In the records that follow, show each line where the word "title" is present.
"""
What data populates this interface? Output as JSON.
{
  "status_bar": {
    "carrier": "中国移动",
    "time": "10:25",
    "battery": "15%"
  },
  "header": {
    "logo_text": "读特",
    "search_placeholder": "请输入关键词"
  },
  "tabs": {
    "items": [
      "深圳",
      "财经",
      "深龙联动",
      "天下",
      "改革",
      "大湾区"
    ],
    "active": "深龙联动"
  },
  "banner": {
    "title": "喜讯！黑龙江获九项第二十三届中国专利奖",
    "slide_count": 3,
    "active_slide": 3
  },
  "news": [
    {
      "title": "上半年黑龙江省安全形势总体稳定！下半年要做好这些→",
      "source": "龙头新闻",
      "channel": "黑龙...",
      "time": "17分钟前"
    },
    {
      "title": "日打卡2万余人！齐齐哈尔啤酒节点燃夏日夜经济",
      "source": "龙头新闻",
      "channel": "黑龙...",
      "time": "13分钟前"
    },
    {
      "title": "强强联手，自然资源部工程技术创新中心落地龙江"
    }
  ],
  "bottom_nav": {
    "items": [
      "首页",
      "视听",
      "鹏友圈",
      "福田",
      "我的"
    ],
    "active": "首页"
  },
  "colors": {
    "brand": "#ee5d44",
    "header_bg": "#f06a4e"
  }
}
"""
ANSWER FOR THIS EXERCISE ▸
    "title": "喜讯！黑龙江获九项第二十三届中国专利奖",
      "title": "上半年黑龙江省安全形势总体稳定！下半年要做好这些→",
      "title": "日打卡2万余人！齐齐哈尔啤酒节点燃夏日夜经济",
      "title": "强强联手，自然资源部工程技术创新中心落地龙江"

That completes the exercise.